Eurodoc Open Science Ambassador Training

Horizon Europe and Mobility Possibilities for Early Career Researchers

The European Commission’s new research and innovation programme Horizon Europe for the period 2021-2027 comprises three pillars focusing on ‘Excellent Science’, ‘Global Challenges and European Industrial Competitiveness’, and ‘Innovative Europe’, and is supported by overarching activities that widen and strengthen its impact.

The new programme builds on the success of Horizon 2020, but extends its focus on disruptive market innovation and aims to have a more direct impact on it. The frontiers of science and technology and basic research are mainly represented in Pillar 1, where the European Research Council, which has already funded 9,500 projects since 2007, will continue to be the essential component of the programme. This also refers to the Marie Sklodowska-Curie Actions, which remain in the programme as a tool to promote the mobility of researchers between European countries and the dissemination of best research practices.

Horizon Europe aims to achieve impact through ambitious yet feasible goals, delivered across five missions on Climate Change, Cancer, Smart Cities, Healthy Oceans, and Health and Food. In addition, the programme will continue to build on partnerships with EU countries, the private sector, foundations, and other stakeholders. Moreover, the European Innovation Council brings support for start-up companies. Further information on the programme’s overall structure can be found here

Horizon Europe’s possibilities for Early Career Researchers (ECRs)

The Marie Skłodowska-Curie Actions (MSCA) focus on the development of researchers' careers, not only through mobility but also by supporting excellent research and strong intersectoral cooperation. It supports researchers at any stage of their career and from any country, focusing on their training and career development. The MSCA in Horizon Europe follows in the same direction as the previous programme, and since it aims to strengthen collaboration with the non-academic sector, the MSCA scheme and applicant rules have been simplified. MSCA will continue to fund two actions that are especially appropriate for ECRs:

  1. Doctoral Networks support the development of doctoral programmes, with incentives for industrial and collaborative doctoral studies and the aim of increasing the attractiveness and excellence of doctoral education in Europe and beyond. The target group for this network are doctoral candidates, specifically to build on their research-related and transferable skills, to broaden their career perspectives and to adopt innovation-oriented thinking. Note that applications for funding are made by established Principal Investigators with supervision experience and cannot be awarded individually to ECRs. ECR candidates may apply to an open vacancy within an established network and may be funded for up to 36 months with the possibility of secondments.
  2. Postdoctoral Fellowships support the research and careers of postdoctoral fellows through interdisciplinary, intersectoral, and international experiences, with the aim of their career development leading into a position of maturity and independence. It also offers incentives to restart the careers of researchers returning to Europe, as well as for researchers performing research outside academia.
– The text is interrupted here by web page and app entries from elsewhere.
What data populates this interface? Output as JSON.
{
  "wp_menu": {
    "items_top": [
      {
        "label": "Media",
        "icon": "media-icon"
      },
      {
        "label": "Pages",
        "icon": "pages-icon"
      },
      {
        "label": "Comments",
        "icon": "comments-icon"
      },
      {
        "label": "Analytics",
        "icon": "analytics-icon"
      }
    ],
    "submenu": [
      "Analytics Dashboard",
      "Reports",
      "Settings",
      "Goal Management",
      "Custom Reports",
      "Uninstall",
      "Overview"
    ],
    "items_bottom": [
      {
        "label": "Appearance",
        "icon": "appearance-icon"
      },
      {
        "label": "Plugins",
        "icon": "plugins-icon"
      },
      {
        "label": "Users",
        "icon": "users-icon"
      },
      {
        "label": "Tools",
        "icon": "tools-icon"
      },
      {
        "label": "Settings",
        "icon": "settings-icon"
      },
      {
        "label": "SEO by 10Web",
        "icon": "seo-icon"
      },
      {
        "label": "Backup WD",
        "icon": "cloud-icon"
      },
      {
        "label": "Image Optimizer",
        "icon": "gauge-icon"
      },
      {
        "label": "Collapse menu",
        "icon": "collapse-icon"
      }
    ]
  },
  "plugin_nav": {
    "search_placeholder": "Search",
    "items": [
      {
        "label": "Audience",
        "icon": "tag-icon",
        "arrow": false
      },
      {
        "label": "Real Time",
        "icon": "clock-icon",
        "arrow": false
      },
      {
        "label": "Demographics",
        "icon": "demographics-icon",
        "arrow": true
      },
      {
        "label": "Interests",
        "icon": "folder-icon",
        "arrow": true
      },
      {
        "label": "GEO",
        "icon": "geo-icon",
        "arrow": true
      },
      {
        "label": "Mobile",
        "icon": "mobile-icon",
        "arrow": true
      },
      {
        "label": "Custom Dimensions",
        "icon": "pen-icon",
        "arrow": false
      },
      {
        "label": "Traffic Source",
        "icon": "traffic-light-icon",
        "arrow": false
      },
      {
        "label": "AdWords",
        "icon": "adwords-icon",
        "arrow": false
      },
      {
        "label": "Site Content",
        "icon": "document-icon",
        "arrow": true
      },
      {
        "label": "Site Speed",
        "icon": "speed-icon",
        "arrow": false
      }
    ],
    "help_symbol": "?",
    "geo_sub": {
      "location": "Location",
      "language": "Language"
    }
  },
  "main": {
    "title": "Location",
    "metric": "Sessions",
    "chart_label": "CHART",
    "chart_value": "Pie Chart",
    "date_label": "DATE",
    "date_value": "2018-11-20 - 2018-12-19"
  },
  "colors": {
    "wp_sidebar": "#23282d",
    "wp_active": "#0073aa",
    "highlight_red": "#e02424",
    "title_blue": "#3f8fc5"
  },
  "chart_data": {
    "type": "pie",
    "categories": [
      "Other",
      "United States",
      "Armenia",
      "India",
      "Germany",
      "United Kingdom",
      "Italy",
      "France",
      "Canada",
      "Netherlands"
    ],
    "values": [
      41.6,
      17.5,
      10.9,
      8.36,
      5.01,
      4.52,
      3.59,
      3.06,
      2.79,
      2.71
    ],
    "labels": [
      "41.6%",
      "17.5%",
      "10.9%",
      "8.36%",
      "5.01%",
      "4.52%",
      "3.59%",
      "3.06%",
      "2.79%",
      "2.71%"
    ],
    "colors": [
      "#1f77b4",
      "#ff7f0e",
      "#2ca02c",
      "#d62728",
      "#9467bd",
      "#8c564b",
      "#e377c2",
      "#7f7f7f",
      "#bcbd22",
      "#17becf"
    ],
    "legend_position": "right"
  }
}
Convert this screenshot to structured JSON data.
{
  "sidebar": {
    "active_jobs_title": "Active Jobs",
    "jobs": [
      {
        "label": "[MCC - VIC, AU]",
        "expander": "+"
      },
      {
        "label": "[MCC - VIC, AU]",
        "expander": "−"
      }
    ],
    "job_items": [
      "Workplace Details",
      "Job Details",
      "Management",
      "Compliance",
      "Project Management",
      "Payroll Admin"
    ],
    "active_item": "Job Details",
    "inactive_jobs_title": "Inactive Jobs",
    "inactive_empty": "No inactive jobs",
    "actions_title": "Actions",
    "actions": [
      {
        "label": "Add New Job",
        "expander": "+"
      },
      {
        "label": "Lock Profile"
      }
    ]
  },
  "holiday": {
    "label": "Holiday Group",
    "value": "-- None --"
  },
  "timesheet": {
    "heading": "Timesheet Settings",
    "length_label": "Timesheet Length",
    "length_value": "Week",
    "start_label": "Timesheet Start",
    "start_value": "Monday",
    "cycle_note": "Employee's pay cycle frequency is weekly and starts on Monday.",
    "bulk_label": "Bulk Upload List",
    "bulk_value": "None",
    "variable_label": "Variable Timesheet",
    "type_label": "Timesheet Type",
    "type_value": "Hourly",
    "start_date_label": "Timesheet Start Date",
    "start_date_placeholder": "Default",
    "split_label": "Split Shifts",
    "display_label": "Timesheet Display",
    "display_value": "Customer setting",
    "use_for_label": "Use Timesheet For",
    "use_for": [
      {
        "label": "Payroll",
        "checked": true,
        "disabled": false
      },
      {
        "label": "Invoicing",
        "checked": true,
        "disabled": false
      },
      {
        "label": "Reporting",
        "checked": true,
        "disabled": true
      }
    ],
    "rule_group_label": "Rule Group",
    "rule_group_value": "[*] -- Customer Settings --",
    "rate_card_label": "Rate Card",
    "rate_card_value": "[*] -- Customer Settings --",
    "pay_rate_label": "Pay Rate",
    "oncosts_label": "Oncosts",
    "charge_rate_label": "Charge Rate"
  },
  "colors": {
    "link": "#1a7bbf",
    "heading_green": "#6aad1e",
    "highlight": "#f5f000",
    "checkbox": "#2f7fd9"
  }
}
Consequently, two fellowships are available: (a) the European Fellowships in Europe (from 12-24 months) and (b) the Global Fellowships (from 12-24 months outside Europe, and an additional 12 months after returning to Europe). Additionally, there is a possibility of secondments worldwide.

The European Research Council (ERC) is the first pan-European funding body that supports frontier research by funding the best and most creative scientists in each research area. It aims to strengthen new and/or fast-growing research fields, and subsequently allow these areas to stay at the forefront in a world of growing scientific and technological competition. The ERC also strives to combine science with technological innovation by recruiting talent and encouraging greater investment. Its grant scheme covers researchers across the breadth of their post-PhD careers:

Among these, the Starting Grants are particularly suitable for ECRs, which are available to those between two to seven years after the completion of their doctoral studies and fund up to €1.5m for a period of five years. Further information can be found here.

The value for ECRs participating in Horizon Europe lies in its fantastic opportunities for career advancement. These can lead to achieving a position of independence, thus acting as a stepping stone towards future research funding, including ERC-financed Consolidator- and Advanced Grants. Further information and details can be found here

Eurodoc Mobility WG
Special thanks to: Danila Rijavec (Mobility WG coordinator), Sebastian Dahle and Simona Miceska.